UConn Cancer Treatment Startup Wins $500,000 Grant To Test Their Technology In Space
By: Tom Bradley, CTNext
Encapsulate, an early-stage company founded by three graduate students at the University of Connecticut School of Engineering, was named last month as one of only two winners of the 2019 International Space Station U.S. Laboratory and Boeing “Technology in Space” Prize. Encapsulate receives $500,000 and the opportunity to conduct research projects onboard the International Space Station (ISS).
Encapsulate is in the process of developing an automated “tumor-on-a-chip” system that can grow a patient’s cancer cells outside the body to evaluate their response to different chemotherapy drugs. The system allow for chemotherapy drugs to be tested prior to starting the actual treatment regimens. This can dramatically enhance the success rates of chemotherapy and compress the amount of time it takes to cure cancer patients.
Imagine a patient, newly diagnosed with cancer that requires chemotherapy. There are several FDA-cleared drugs available for their type of cancer. The doctors will select a drug for the chemotherapy regimen based on the type of cancer and the success rate of the drug in previous patients with the same cancer. The doctors will then have to wait for a period of several weeks to see if their decision in choosing that drug was correct or not. If the choice was incorrect, the whole process starts over again, one treatment option at a time, taking even more weeks or months.
But what if there is a way to test multiple medications and treatment options simultaneously, on the patient’s own cancer cells, allowing doctors to identify the approach that works best on the quickest possible timeline?

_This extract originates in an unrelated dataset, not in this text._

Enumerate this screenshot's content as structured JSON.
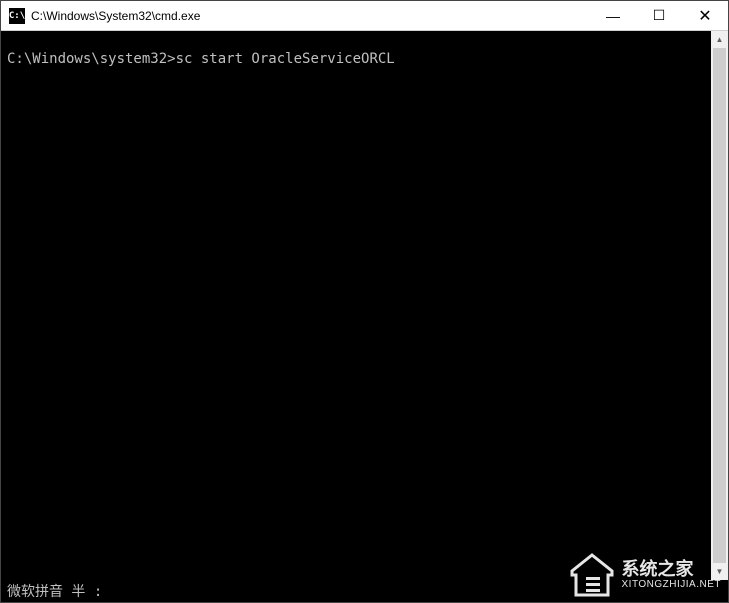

Encapsulate believes its technology will provide that solution.
“During each ineffective chemotherapy cycle, the tumor becomes stronger and harder to treat,” said Armin Tahmasbi Rad, one of Encapsulate’s founders. “With our technology, we can identify the most effective chemotherapy drug from the very beginning and potentially save millions of lives.”
Rad and his co-founders Leila Daneshmandi and Reza Amin are excited about the opportunity to conduct further testing on their technology in space, a rare opportunity for early-stage companies like Encapsulate. “Testing the process in weightlessness onboard the ISS lab will allow us to evaluate the behavior of patient-derived cancers cells in space,” said Daneshmandi. “It’s a tremendous honor to win the ISS/Boeing prize.”